- Exercise brief
Scan the material that follows. Copy every line containing the word "caption".

◆ ◆ ◆

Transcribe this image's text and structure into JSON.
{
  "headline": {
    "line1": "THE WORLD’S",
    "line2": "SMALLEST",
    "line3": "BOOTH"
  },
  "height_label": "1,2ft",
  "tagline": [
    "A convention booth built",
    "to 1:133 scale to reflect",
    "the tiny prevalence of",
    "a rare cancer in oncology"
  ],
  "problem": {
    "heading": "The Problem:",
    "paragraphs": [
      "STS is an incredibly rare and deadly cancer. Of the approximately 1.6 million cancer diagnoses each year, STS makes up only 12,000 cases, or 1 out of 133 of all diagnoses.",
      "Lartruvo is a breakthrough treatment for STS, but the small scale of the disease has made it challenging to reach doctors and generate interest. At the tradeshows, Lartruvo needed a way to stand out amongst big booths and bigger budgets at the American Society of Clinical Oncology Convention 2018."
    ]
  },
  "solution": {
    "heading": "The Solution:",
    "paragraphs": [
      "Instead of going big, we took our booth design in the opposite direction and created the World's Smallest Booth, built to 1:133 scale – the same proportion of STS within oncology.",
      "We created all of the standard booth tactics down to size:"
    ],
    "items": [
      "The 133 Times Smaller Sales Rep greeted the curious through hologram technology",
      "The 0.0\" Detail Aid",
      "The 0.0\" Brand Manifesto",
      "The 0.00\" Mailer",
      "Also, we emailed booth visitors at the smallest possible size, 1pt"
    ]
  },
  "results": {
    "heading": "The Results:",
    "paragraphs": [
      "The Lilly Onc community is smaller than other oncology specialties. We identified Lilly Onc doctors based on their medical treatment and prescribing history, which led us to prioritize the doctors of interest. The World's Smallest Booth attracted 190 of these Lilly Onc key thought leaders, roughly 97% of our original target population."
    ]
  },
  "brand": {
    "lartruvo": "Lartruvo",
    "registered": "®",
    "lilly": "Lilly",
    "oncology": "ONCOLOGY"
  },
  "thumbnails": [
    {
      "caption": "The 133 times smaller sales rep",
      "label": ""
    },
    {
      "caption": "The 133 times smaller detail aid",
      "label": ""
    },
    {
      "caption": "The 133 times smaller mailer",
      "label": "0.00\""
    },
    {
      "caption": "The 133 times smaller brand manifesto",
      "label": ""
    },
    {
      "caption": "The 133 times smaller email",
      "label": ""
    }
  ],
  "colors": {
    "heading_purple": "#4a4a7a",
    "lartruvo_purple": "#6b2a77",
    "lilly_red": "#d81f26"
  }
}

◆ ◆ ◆

- Solved problem
      "caption": "The 133 times smaller sales rep",
      "caption": "The 133 times smaller detail aid",
      "caption": "The 133 times smaller mailer",
      "caption": "The 133 times smaller brand manifesto",
      "caption": "The 133 times smaller email",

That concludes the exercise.